I think subconsciously it has always been in me that I wasn’t going to have children. But the decisive moment was when I was nine, and my godmother told me how children are born. I saw her with this gigantic baby bump, and I asked, “How is this going to get out of your body?” And she told me, through the same way it came in. Everyone was laughing so much, but I didn’t understand.
Once I understood a bit more about human reproduction, I was like, “This is not going to happen to me. This is barbaric”. I was pretty scared of it. Not only the fact that you’re carrying a life inside of you, but also the fact that your life becomes secondary. What you’re growing inside of you becomes the priority, and you’re just a host, a medium, a vehicle to bring some life into the world.
I grew up in a pretty conservative environment. I come from a tiny little village in Andalusia, in the south of Spain, where women are supposed to find a husband when they’re young, buy a house, form a big family… the whole heteronormative line. You could feel the pressure all the time, it was like preparation for having children. Everyone was staring at you, the way you were playing with your dolls: “Oh, she’s so caring, she’s going to be a great mother”. I’m such a loving, maternal person, and delicate, but in the end I was more focused on caring for animals. I was pretty confused because my environment was pushing me in one direction, and making me feel guilty for not wanting it.
I’ve been stubborn since I was very little, and always had very strong convictions about the way I wanted to lead my life. I was a natural leader, a secure person, and I really knew what I wanted. I never felt the need to, as we say in Spanish, “pass through the same hole as everyone else”. I can lead my own life and be perfectly happy as well. I respect you for your choices, so respect me for mine.
Both my sisters have children, and my family worries a lot about me not following the traditional path. Every time I go home, my dad asks, “When are you going to find a husband?” Back when he got married, a woman in such a small village could not survive on her own without a man. She was not allowed to work, so she had to depend on a man. They just cannot understand that I can support myself.
It’s hard for me, because my dad only asks me when I’m going to get married or when I’m going to have children. My career and my professional achievements are nothing to him. I’m like, “Hey dad, look at me. This is me during a conference. I wrote almost 200 pages for my thesis in English, which is not my native language. And I manage to speak German, and have survived in Berlin for 10 years…” But he’s blind to all that. I think he admires me a lot because I’m a very resourceful person, but he would like that I had this traditional life, so he could be at peace.
My elder sister came to visit me in Berlin with her husband and children, and she was actually impressed. Until that moment, she was pretty skeptical about my lifestyle, thinking of me as a poor little thing lost in a big city. Then she came here and saw that I was managing with everything, and lead a happy, satisfying life. She and my brother-in-law, I think they’re very happy with the path they chose, but they were not judgemental about mine and actually admire me.
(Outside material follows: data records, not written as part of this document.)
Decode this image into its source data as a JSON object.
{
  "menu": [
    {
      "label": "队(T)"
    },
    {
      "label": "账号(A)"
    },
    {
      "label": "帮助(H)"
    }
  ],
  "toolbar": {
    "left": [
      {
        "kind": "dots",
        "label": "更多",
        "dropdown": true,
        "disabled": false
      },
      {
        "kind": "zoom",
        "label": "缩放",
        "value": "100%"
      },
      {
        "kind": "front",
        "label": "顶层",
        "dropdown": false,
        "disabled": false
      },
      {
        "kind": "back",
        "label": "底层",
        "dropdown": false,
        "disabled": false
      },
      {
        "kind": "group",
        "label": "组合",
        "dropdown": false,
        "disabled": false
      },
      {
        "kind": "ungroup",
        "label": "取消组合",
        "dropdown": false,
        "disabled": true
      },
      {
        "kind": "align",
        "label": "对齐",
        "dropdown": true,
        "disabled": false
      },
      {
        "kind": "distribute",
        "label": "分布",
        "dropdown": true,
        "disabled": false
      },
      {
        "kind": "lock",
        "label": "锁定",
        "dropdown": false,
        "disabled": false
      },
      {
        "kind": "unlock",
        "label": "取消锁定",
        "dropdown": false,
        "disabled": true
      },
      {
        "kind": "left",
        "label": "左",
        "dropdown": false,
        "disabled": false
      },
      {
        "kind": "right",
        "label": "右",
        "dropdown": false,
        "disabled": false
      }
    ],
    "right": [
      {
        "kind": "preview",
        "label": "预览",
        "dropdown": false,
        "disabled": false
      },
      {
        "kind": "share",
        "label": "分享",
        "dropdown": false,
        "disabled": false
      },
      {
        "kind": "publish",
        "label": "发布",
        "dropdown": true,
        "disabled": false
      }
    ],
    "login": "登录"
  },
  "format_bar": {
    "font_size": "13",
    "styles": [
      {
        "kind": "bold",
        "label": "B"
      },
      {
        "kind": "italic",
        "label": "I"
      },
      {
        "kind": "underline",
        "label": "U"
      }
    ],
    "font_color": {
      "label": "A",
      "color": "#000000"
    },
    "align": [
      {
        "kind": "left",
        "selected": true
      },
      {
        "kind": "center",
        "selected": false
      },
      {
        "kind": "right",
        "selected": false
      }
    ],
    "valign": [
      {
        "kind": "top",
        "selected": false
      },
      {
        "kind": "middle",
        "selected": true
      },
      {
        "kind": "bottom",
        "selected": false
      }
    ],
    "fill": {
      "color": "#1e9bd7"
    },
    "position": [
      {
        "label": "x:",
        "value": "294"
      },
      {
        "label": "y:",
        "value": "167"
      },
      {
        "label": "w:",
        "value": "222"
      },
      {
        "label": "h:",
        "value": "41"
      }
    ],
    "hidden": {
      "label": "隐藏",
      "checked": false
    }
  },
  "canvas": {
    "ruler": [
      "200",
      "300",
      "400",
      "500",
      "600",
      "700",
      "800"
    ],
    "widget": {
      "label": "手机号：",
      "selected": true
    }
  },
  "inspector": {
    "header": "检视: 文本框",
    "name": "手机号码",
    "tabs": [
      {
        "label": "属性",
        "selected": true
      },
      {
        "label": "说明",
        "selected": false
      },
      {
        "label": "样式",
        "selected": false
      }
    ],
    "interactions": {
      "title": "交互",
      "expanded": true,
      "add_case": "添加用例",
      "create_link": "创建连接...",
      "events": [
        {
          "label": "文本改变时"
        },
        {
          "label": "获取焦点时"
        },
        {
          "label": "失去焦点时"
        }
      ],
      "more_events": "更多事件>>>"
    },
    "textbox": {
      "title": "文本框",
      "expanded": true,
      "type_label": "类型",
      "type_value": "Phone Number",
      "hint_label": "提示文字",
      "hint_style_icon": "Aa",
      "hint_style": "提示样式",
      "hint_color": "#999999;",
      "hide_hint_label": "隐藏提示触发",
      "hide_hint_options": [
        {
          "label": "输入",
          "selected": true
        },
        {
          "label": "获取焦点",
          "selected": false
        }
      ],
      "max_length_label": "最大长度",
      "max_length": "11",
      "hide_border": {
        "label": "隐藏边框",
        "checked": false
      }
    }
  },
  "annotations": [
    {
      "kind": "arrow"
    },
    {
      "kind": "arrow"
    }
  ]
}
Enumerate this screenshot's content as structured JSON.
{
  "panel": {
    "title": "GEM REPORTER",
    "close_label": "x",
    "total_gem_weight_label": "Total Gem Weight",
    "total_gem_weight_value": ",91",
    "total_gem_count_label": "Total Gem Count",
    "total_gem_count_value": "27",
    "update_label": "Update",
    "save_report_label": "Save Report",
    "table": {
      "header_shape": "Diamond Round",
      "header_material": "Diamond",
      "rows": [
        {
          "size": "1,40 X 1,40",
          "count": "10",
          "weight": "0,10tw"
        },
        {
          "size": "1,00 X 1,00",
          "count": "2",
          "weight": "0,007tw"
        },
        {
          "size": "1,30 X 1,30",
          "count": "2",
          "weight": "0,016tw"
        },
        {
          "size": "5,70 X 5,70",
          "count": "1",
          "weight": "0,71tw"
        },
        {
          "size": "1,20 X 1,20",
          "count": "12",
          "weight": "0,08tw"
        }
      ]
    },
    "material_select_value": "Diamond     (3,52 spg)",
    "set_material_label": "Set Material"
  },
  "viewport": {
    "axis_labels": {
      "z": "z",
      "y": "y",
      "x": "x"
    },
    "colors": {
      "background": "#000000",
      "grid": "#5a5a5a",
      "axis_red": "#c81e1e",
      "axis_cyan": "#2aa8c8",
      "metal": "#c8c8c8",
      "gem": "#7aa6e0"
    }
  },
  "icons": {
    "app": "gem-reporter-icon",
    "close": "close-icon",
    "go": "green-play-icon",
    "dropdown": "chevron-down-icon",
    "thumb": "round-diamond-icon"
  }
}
I have friends my own age who say they are proud of me for doing what I’m doing, but that they’d be too scared to take their life in a different direction. And I have to admit that it wasn’t always easy. Nobody has given me anything for free, and I never took things for granted. I’ve lost my job many times, decided to study later in life, to change my career, my path. The German culture is so different, and I had to meld myself with the culture, in a way. And I decided to stay here in winter – terrible for a Mediterranean! Now I feel stronger and accomplished after going through all these difficulties. I’m happy and proud of myself.
We place a high value on motherhood when it comes to the life of a woman. In a way, we don’t think of women as individuals at all. We forget about their career aspirations, and only think of them as a carrier of life, which is a mistake. It’s important that we portray an image of happy and accomplished women who are doing great without any of that. There are little girls out there who are not dreaming about becoming mothers or having a family, but of being president of their countries, being leaders.
I really hope my story encourages people to take an unexplored and less easy path. It’s very satisfying in the end. Conversations like these are fostering a change. We aren’t just fostering a personal choice, but something that is affecting society, and politics. We need to hear more voices, to make women feel more confident and empowered in their choices. We need to see more people like us, and to support each other and be a community, so we can feel good about our choices.
Photos by Zoë Noble
Words edited by James Glazebrook